According to the Oxford English Dictionary, the term describes ‘the theory that distinctive human characteristics and abilities are determined by race’. The word itself is rather recent, probably going back only to the 1930s. There are two attitudes towards the concept of racism: one says that ‘racism’ is usefully applied only where it is derived from a perception of race and the ensuing fixation on ‘typical’ racial traits. In this sense ‘racism’ describes the racialist attitudes of the nineteenth and twentieth centuries, deriving from the merger of physical anthropology und ethnography on the background of the idea of evolution. Another school has argued that racism consists in intentional practices and unintended processes or consequences of attitudes towards the ethnic ‘other’. According to this line of thought, it is not necessary to possess a concept of ‘race’ to entertain prejudices towards other peoples.

As the term was coined in reaction ...


Darshell Silva

(also known as Cromwell Ashbie Hawkins West, Carlos Ashbie Hawk Westez, Ashbie Hawkins West, and Namo S. Hatirire) activist, linguist, storyteller, performer, and shaman, was born in Newport, Rhode Island. There are varying accounts of Red Thunder Cloud's parentage and upbringing. According to his own account, he was born Carlos Ashibie Hawk Westez. As a young boy, he was brought up among the Narragansett Indians of Rhode Island by his Catawba mother, Roberta Hawk Westez, and his Honduran father, Carlos Panchito Westez. He is believed to have lived among the Shinnecock Indians of Long Island in the late 1930s. His actual home during much of this time was said to be on the Catawba Reservation in South Carolina, but he traveled extensively, visiting many Indian groups. This account of his early life has been challenged by Smithsonian anthropologist and ethnologist Ives Goddard who claimed ...


Michael Phillips

The belief in white racial superiority and the innate inferiority of all other racial categories remained a central feature of the dominant American culture for nearly a century after the Civil War. White supremacy rested on the following assumptions: that racial categories like “white” and “black” represented distinct biological subdivisions of humanity; that races possess intrinsic qualities of intellect, character, inventiveness, and inclination toward democracy or authoritarianism; that racial mixing produces degeneracy, with the children of mixed-race unions inferior to either parent; and that the relationship between races represents a zero-sum game in which any advantage gained by one group represents a loss for other groups.

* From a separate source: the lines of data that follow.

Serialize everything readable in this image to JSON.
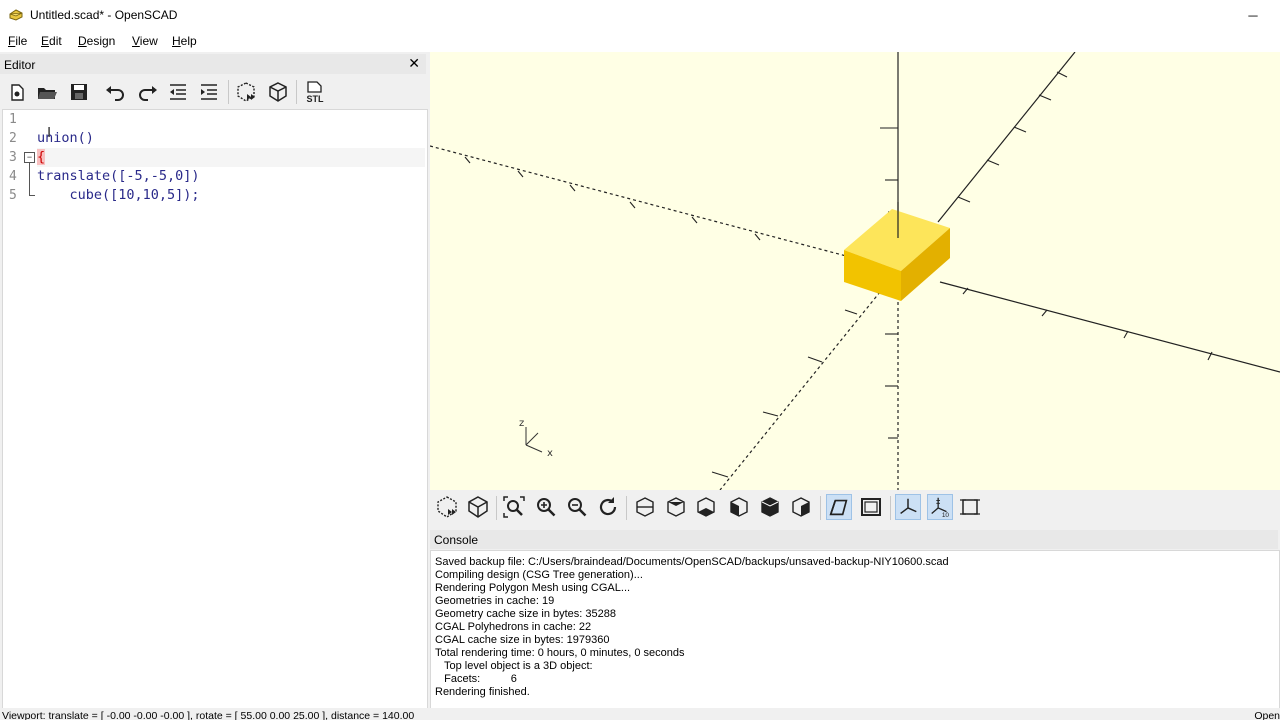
{
  "window": {
    "title": "Untitled.scad* - OpenSCAD",
    "minimize_glyph": "─",
    "close_glyph": "✕"
  },
  "menu": [
    {
      "key": "F",
      "rest": "ile"
    },
    {
      "key": "E",
      "rest": "dit"
    },
    {
      "key": "D",
      "rest": "esign"
    },
    {
      "key": "V",
      "rest": "iew"
    },
    {
      "key": "H",
      "rest": "elp"
    }
  ],
  "editor": {
    "title": "Editor",
    "close_glyph": "✕",
    "toolbar": [
      "new-icon",
      "open-icon",
      "save-icon",
      "undo-icon",
      "redo-icon",
      "unindent-icon",
      "indent-icon",
      "preview-icon",
      "render-icon",
      "export-stl-icon"
    ],
    "stl_label": "STL",
    "line_numbers": [
      "1",
      "2",
      "3",
      "4",
      "5"
    ],
    "lines": [
      "",
      "union()",
      "{",
      "translate([-5,-5,0])",
      "    cube([10,10,5]);"
    ],
    "fold_glyph": "−"
  },
  "viewport": {
    "background": "#ffffe5",
    "object_color": "#f9d72c",
    "axis_labels": {
      "x": "x",
      "z": "z"
    }
  },
  "viewport_toolbar": [
    "preview-icon",
    "render-icon",
    "view-all-icon",
    "zoom-in-icon",
    "zoom-out-icon",
    "reset-view-icon",
    "view-right-icon",
    "view-top-icon",
    "view-bottom-icon",
    "view-left-icon",
    "view-front-icon",
    "view-back-icon",
    "perspective-icon",
    "orthogonal-icon",
    "show-axes-icon",
    "show-scale-markers-icon",
    "show-edges-icon"
  ],
  "console": {
    "title": "Console",
    "lines": [
      "Saved backup file: C:/Users/braindead/Documents/OpenSCAD/backups/unsaved-backup-NIY10600.scad",
      "Compiling design (CSG Tree generation)...",
      "Rendering Polygon Mesh using CGAL...",
      "Geometries in cache: 19",
      "Geometry cache size in bytes: 35288",
      "CGAL Polyhedrons in cache: 22",
      "CGAL cache size in bytes: 1979360",
      "Total rendering time: 0 hours, 0 minutes, 0 seconds",
      "   Top level object is a 3D object:",
      "   Facets:          6",
      "Rendering finished."
    ]
  },
  "status": {
    "left": "Viewport: translate = [ -0.00 -0.00 -0.00 ], rotate = [ 55.00 0.00 25.00 ], distance = 140.00",
    "right": "Open"
  }
}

This ideology allowed even the poorest and most politically disfranchised white people to imagine that they belonged to a racial aristocracy with higher social status However the Northern victory in the Civil War and the passage of the Thirteenth Fourteenth and Fifteenth Amendments to ...